Top of DATA IN THIS EXERCISE

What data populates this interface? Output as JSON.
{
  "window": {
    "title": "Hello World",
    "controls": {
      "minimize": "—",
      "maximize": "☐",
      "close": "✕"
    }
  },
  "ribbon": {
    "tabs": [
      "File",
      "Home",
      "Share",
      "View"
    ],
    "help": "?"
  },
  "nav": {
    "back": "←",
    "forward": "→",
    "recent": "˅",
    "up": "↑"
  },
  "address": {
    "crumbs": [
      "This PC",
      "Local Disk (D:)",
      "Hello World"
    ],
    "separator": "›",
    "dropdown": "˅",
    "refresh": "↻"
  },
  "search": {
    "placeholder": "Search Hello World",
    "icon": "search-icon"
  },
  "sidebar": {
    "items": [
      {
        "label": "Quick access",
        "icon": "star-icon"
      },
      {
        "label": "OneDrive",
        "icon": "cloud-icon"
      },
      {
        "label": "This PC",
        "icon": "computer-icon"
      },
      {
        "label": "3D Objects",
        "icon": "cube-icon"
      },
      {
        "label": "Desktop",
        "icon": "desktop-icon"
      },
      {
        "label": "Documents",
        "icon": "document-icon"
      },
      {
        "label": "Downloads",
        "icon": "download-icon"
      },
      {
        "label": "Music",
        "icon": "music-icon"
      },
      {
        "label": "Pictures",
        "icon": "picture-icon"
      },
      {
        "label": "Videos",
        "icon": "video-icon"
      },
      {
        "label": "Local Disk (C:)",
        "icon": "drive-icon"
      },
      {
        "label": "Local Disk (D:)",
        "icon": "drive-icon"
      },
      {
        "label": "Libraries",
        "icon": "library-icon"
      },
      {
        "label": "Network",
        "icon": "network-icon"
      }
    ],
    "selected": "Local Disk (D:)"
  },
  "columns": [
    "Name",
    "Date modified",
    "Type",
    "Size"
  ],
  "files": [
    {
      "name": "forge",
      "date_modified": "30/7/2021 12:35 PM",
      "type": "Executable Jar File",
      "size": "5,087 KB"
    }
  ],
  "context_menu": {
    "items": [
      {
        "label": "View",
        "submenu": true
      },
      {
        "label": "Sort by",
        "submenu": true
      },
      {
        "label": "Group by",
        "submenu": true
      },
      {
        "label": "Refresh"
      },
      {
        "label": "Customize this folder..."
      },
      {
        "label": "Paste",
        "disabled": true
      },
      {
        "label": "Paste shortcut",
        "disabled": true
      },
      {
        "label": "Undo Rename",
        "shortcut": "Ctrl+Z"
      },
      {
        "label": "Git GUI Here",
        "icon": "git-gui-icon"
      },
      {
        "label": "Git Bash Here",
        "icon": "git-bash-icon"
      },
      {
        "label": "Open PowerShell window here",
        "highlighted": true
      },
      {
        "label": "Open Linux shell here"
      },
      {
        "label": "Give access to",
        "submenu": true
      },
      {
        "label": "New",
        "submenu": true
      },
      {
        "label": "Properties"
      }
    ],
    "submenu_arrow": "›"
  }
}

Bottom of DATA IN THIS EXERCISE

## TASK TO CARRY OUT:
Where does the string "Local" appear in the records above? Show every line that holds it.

## EXERCISE RESULT:
      "Local Disk (D:)",
        "label": "Local Disk (C:)",
        "label": "Local Disk (D:)",
    "selected": "Local Disk (D:)"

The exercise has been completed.